[Source records — start]

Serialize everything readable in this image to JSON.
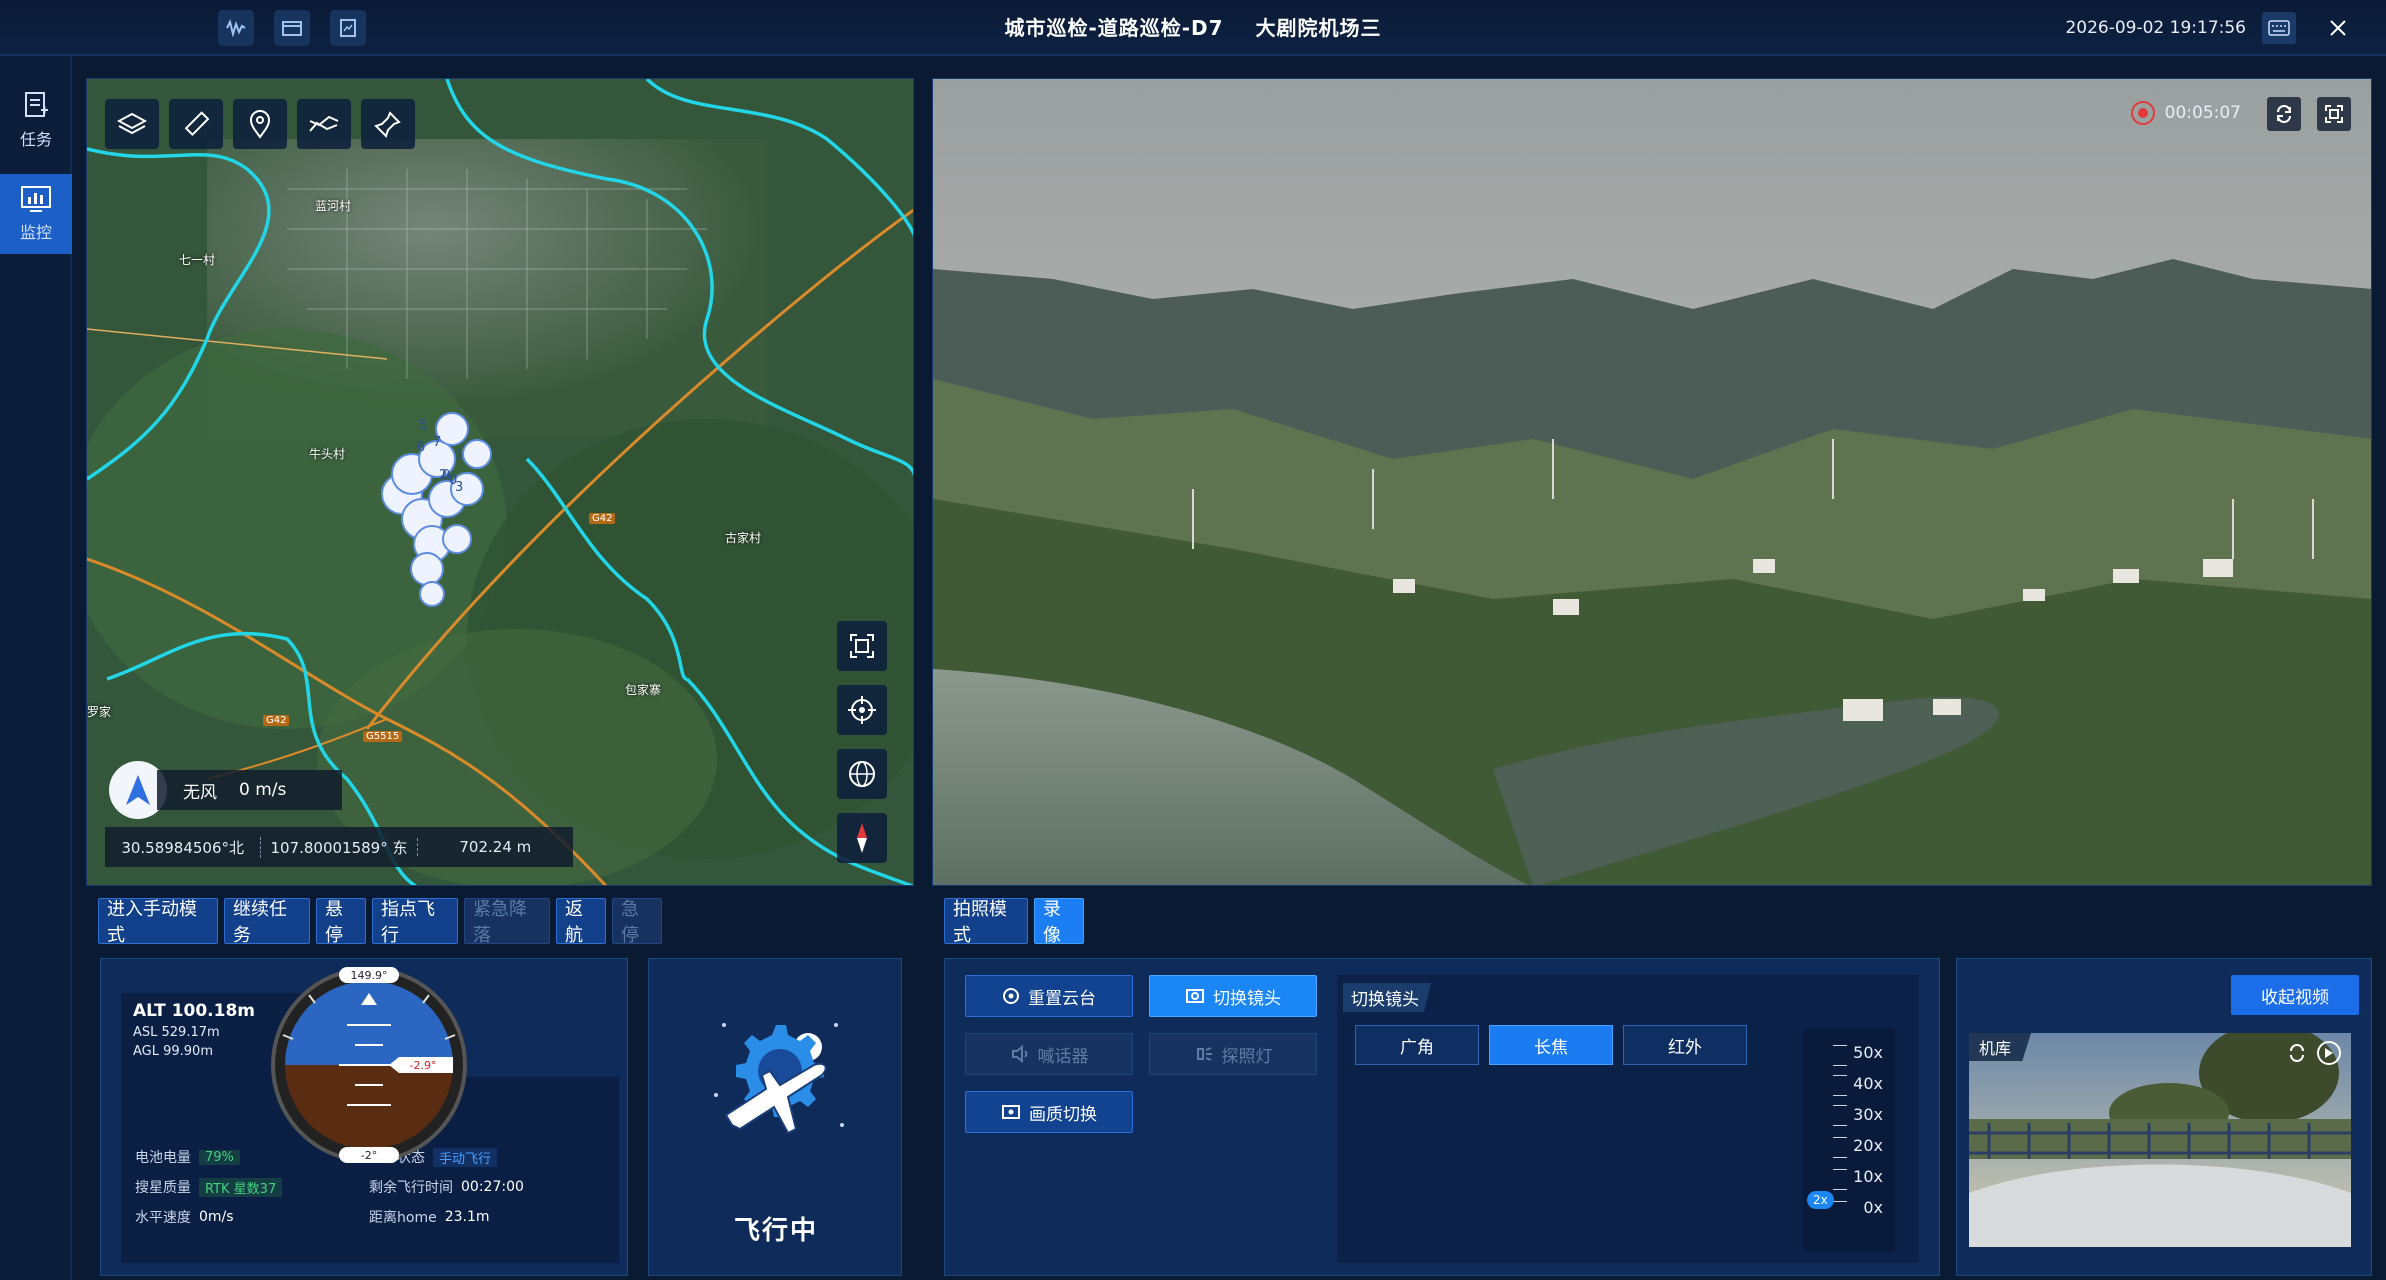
{
  "header": {
    "title_main": "城市巡检-道路巡检-D7",
    "title_site": "大剧院机场三",
    "datetime": "2026-09-02 19:17:56",
    "toolbar_icons": [
      "waveform-icon",
      "folder-icon",
      "chart-doc-icon"
    ]
  },
  "sidebar": {
    "items": [
      {
        "label": "任务",
        "icon": "task-icon",
        "active": false
      },
      {
        "label": "监控",
        "icon": "monitor-icon",
        "active": true
      }
    ]
  },
  "map": {
    "tools": [
      "layers-icon",
      "ruler-icon",
      "location-pin-icon",
      "airplane-track-icon",
      "pin-icon"
    ],
    "place_labels": [
      "蓝河村",
      "七一村",
      "牛头村",
      "古家村",
      "包家寨",
      "罗家"
    ],
    "road_labels": [
      "G42",
      "G42",
      "G5515"
    ],
    "wind": {
      "label": "无风",
      "speed": "0 m/s"
    },
    "coords": {
      "lat": "30.58984506°北",
      "lon": "107.80001589° 东",
      "alt": "702.24 m"
    },
    "controls": [
      "fit-screen-icon",
      "crosshair-icon",
      "globe-icon",
      "compass-north-icon"
    ]
  },
  "video": {
    "record_time": "00:05:07"
  },
  "flight_controls": {
    "buttons": [
      {
        "label": "进入手动模式",
        "state": "normal"
      },
      {
        "label": "继续任务",
        "state": "normal"
      },
      {
        "label": "悬停",
        "state": "normal"
      },
      {
        "label": "指点飞行",
        "state": "normal"
      },
      {
        "label": "紧急降落",
        "state": "disabled"
      },
      {
        "label": "返航",
        "state": "normal"
      },
      {
        "label": "急停",
        "state": "disabled"
      }
    ]
  },
  "camera_mode": {
    "buttons": [
      {
        "label": "拍照模式",
        "state": "normal"
      },
      {
        "label": "录像",
        "state": "selected"
      }
    ]
  },
  "telemetry": {
    "alt": "ALT  100.18m",
    "asl": "ASL   529.17m",
    "agl": "AGL   99.90m",
    "heading": "149.9°",
    "pitch": "-2.9°",
    "roll": "-2°",
    "battery_label": "电池电量",
    "battery_value": "79%",
    "flight_state_label": "飞行状态",
    "flight_state_value": "手动飞行",
    "gps_label": "搜星质量",
    "gps_value": "RTK 星数37",
    "remaining_label": "剩余飞行时间",
    "remaining_value": "00:27:00",
    "hspeed_label": "水平速度",
    "hspeed_value": "0m/s",
    "home_label": "距离home",
    "home_value": "23.1m"
  },
  "status": {
    "label": "飞行中"
  },
  "gimbal": {
    "reset": "重置云台",
    "switch_lens": "切换镜头",
    "speaker": "喊话器",
    "spotlight": "探照灯",
    "quality": "画质切换",
    "lens_title": "切换镜头",
    "lenses": [
      {
        "label": "广角",
        "selected": false
      },
      {
        "label": "长焦",
        "selected": true
      },
      {
        "label": "红外",
        "selected": false
      }
    ],
    "zoom_ticks": [
      "50x",
      "40x",
      "30x",
      "20x",
      "10x",
      "0x"
    ],
    "zoom_current": "2x"
  },
  "dock": {
    "collapse": "收起视频",
    "label": "机库"
  },
  "colors": {
    "accent": "#1b7ef5",
    "panel": "#0d2550",
    "ok": "#44d27a",
    "record": "#e13a3a"
  }
}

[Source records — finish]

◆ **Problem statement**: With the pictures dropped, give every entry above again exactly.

◆ **Response to the task**:
Serialize everything readable in this image to JSON.
{
  "header": {
    "title_main": "城市巡检-道路巡检-D7",
    "title_site": "大剧院机场三",
    "datetime": "2026-09-02 19:17:56",
    "toolbar_icons": [
      "waveform-icon",
      "folder-icon",
      "chart-doc-icon"
    ]
  },
  "sidebar": {
    "items": [
      {
        "label": "任务",
        "icon": "task-icon",
        "active": false
      },
      {
        "label": "监控",
        "icon": "monitor-icon",
        "active": true
      }
    ]
  },
  "map": {
    "tools": [
      "layers-icon",
      "ruler-icon",
      "location-pin-icon",
      "airplane-track-icon",
      "pin-icon"
    ],
    "place_labels": [
      "蓝河村",
      "七一村",
      "牛头村",
      "古家村",
      "包家寨",
      "罗家"
    ],
    "road_labels": [
      "G42",
      "G42",
      "G5515"
    ],
    "wind": {
      "label": "无风",
      "speed": "0 m/s"
    },
    "coords": {
      "lat": "30.58984506°北",
      "lon": "107.80001589° 东",
      "alt": "702.24 m"
    },
    "controls": [
      "fit-screen-icon",
      "crosshair-icon",
      "globe-icon",
      "compass-north-icon"
    ]
  },
  "video": {
    "record_time": "00:05:07"
  },
  "flight_controls": {
    "buttons": [
      {
        "label": "进入手动模式",
        "state": "normal"
      },
      {
        "label": "继续任务",
        "state": "normal"
      },
      {
        "label": "悬停",
        "state": "normal"
      },
      {
        "label": "指点飞行",
        "state": "normal"
      },
      {
        "label": "紧急降落",
        "state": "disabled"
      },
      {
        "label": "返航",
        "state": "normal"
      },
      {
        "label": "急停",
        "state": "disabled"
      }
    ]
  },
  "camera_mode": {
    "buttons": [
      {
        "label": "拍照模式",
        "state": "normal"
      },
      {
        "label": "录像",
        "state": "selected"
      }
    ]
  },
  "telemetry": {
    "alt": "ALT  100.18m",
    "asl": "ASL   529.17m",
    "agl": "AGL   99.90m",
    "heading": "149.9°",
    "pitch": "-2.9°",
    "roll": "-2°",
    "battery_label": "电池电量",
    "battery_value": "79%",
    "flight_state_label": "飞行状态",
    "flight_state_value": "手动飞行",
    "gps_label": "搜星质量",
    "gps_value": "RTK 星数37",
    "remaining_label": "剩余飞行时间",
    "remaining_value": "00:27:00",
    "hspeed_label": "水平速度",
    "hspeed_value": "0m/s",
    "home_label": "距离home",
    "home_value": "23.1m"
  },
  "status": {
    "label": "飞行中"
  },
  "gimbal": {
    "reset": "重置云台",
    "switch_lens": "切换镜头",
    "speaker": "喊话器",
    "spotlight": "探照灯",
    "quality": "画质切换",
    "lens_title": "切换镜头",
    "lenses": [
      {
        "label": "广角",
        "selected": false
      },
      {
        "label": "长焦",
        "selected": true
      },
      {
        "label": "红外",
        "selected": false
      }
    ],
    "zoom_ticks": [
      "50x",
      "40x",
      "30x",
      "20x",
      "10x",
      "0x"
    ],
    "zoom_current": "2x"
  },
  "dock": {
    "collapse": "收起视频",
    "label": "机库"
  },
  "colors": {
    "accent": "#1b7ef5",
    "panel": "#0d2550",
    "ok": "#44d27a",
    "record": "#e13a3a"
  }
}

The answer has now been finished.